“This information allows contract management to negotiate better prices with the vendors,” Szakolczay says. “The report plays a big part in negotiations and keeping contract management abreast of what is being used, and therefore saves on the bottom line.”

Muhlestein and his colleagues at the J.L. Sorenson Heart & Lung Center use CVIS data to determine outcomes of various bare-metal and drug-eluting stents within their department, and having found very few different outcomes among the various brands, the managers negotiated better prices based on their clinical outcomes. Likewise, through gathering data at Intermountain’s facilities with the two highest interventional volumes, they also evaluated drug-eluting stents and found similar restenosis outcomes compared with the cobalt chromium bare-metal stent. The latter, less expensive stent provides a nice alterative if a patient is contradicted for a drug-eluting stent.

Watts agrees that inventory management through CVIS reports has been a major source of cost savings. “We could perform a statistical analysis on all the stents used in our 15 hospitals,” he says. We could first gather how many are being used annually, and then drill down into that data to discover how many each physician uses, allowing the organization to see if a particular physician needs to be educated about overuse of such expensive equipment. This opportunity to target potential waste through longitudinal data over time can lead to cost savings across a department.

For example, data can be collected on stenting procedures performed by 40 different cardiologists. The resulting data can indicate an average of 2.2 stents are used during each procedure. “Overall, this isn’t an alarming figure, but when those data are drilled down per stent, per physician or whether the case was planned or emergent, then department managers can begin to evaluate physician practices which could be costing the department unnecessary expenses,” he says.

However, McCullough says, after adding CVIS, Methodist reaped its largest cost savings from a reduction in clerical manpower needed to process the results in the diagnostic labs, now that physicians are responsible for their own reports.

Outside the walls of cardiology
So the data prove it. CVIS not only change cardiology departments, but change perceptions and process throughout the institution. “Unfortunately, for years, cardiology departments have been viewed as islands of data onto themselves. The cardiologist, therefore, would work within the hospital, but not necessarily with the hospital. Now, cardiovascular information systems make available data, which was previously stored on paper or videotape, to be shared in a collaborative effort with the physicians throughout a health system,” Watts says.

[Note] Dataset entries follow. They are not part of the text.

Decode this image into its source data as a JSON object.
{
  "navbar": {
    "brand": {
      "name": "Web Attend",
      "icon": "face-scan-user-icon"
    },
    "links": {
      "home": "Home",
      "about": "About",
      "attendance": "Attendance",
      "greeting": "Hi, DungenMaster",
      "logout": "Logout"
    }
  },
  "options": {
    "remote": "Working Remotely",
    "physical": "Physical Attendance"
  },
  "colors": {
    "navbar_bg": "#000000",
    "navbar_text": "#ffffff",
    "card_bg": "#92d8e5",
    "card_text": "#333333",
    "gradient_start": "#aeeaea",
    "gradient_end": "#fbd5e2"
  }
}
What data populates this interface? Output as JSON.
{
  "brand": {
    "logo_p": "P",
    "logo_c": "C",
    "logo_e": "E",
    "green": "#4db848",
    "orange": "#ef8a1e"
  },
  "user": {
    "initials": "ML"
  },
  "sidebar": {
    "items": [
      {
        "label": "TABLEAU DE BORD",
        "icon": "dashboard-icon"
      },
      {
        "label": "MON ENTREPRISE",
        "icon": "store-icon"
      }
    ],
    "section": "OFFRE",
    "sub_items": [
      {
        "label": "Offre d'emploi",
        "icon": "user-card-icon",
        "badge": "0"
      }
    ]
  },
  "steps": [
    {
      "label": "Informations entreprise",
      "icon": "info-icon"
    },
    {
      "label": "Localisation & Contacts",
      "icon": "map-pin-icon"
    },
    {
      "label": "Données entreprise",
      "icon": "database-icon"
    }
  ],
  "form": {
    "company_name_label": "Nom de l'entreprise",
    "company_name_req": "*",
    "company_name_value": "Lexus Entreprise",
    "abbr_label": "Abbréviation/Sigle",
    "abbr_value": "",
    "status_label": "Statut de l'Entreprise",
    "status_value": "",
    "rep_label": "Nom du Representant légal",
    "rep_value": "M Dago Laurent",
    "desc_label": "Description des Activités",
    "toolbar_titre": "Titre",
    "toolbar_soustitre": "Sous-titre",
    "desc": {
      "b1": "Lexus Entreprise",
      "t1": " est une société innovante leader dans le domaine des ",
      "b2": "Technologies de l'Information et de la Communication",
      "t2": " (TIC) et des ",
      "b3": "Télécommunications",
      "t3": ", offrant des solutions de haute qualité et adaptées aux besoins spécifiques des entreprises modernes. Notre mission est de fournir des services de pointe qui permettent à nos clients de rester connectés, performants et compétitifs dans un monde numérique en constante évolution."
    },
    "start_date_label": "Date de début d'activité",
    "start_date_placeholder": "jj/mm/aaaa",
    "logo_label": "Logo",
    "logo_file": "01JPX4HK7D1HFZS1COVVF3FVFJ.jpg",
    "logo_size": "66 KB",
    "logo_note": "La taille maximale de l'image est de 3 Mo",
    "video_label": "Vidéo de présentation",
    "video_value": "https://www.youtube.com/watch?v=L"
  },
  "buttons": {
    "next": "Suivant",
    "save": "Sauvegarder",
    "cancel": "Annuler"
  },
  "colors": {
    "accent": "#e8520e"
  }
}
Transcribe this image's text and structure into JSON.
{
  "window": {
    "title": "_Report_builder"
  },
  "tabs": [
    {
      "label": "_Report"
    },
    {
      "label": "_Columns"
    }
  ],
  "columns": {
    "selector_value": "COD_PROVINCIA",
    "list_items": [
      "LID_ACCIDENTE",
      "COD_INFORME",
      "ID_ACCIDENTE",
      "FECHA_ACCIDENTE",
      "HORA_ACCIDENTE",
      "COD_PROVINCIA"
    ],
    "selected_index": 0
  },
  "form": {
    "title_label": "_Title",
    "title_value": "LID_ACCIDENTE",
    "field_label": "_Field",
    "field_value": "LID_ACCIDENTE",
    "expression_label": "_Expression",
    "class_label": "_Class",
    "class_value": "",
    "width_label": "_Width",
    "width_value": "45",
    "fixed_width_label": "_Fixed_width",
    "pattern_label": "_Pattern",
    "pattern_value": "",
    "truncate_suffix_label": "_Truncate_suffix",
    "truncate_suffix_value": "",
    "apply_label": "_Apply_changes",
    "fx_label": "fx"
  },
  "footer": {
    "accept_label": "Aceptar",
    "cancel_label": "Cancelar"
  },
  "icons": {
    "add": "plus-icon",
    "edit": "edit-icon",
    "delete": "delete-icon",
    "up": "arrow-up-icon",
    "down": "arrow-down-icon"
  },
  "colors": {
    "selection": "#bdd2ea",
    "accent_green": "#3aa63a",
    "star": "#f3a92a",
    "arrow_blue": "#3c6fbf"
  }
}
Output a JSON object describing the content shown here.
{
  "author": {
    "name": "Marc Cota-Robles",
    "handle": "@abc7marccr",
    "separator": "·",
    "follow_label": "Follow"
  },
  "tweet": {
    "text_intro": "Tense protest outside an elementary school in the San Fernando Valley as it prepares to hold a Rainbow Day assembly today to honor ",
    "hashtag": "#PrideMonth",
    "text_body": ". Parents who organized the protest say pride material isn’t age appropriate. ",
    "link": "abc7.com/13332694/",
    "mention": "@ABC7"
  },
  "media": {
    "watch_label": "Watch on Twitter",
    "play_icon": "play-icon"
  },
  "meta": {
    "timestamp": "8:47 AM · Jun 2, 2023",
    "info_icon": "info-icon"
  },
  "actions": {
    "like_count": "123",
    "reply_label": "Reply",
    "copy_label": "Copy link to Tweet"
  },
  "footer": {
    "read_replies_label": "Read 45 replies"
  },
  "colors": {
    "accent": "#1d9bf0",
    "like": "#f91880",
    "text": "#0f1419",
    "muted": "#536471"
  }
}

To realize these possibilities, Muhlestein says that the CVIS of the future should be able to generate procedure reports and incorporate more graphical and still images with better interfacing with the other hospital information systems, in addition to existing as a complete database system for the cardiology department.